Task goal »
Copy each line below in which the word "Sales" occurs.

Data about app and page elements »
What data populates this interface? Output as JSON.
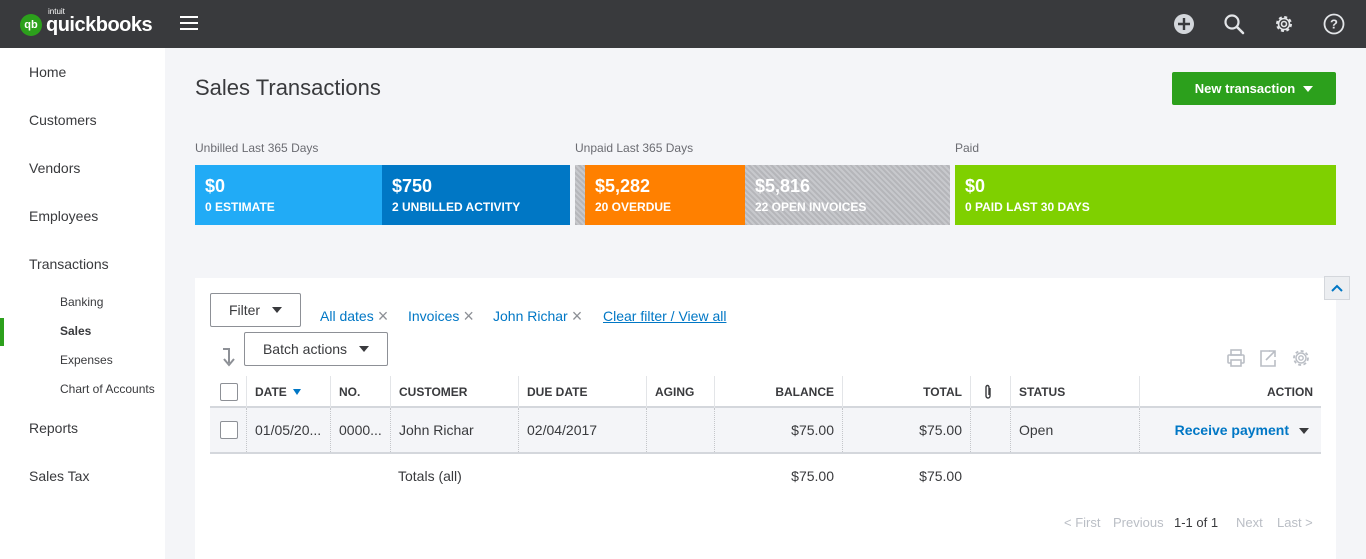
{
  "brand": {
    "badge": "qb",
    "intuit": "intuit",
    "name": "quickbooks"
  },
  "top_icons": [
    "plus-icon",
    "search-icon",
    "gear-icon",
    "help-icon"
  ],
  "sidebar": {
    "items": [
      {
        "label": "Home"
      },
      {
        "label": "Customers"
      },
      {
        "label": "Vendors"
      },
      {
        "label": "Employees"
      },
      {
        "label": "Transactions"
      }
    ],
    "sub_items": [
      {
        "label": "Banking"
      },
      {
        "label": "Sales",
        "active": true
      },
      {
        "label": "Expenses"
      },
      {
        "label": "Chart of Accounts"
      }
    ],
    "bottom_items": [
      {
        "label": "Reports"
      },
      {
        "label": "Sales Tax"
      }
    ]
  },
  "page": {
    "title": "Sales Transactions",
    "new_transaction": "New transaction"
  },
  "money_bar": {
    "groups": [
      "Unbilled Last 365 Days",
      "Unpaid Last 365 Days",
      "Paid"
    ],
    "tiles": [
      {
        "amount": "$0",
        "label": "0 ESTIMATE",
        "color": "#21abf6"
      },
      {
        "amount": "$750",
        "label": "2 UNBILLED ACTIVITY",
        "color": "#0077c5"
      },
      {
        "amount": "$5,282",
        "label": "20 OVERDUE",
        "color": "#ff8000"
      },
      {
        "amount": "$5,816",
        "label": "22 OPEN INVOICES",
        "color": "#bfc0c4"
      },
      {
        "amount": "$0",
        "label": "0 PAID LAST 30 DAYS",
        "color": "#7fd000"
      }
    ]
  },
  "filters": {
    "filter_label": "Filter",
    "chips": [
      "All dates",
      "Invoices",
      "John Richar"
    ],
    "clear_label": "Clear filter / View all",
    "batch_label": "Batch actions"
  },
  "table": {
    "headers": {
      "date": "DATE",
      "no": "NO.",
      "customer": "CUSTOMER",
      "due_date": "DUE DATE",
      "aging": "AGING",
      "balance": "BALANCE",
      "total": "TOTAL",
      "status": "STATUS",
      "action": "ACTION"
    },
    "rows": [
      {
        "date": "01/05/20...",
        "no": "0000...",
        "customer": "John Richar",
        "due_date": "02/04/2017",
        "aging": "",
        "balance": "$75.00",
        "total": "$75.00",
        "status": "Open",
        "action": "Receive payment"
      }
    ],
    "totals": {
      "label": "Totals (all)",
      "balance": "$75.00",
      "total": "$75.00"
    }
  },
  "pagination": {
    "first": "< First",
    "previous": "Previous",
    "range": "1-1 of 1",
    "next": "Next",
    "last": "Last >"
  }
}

Answer »
        "label": "Sales",
        "label": "Sales Tax"
    "title": "Sales Transactions",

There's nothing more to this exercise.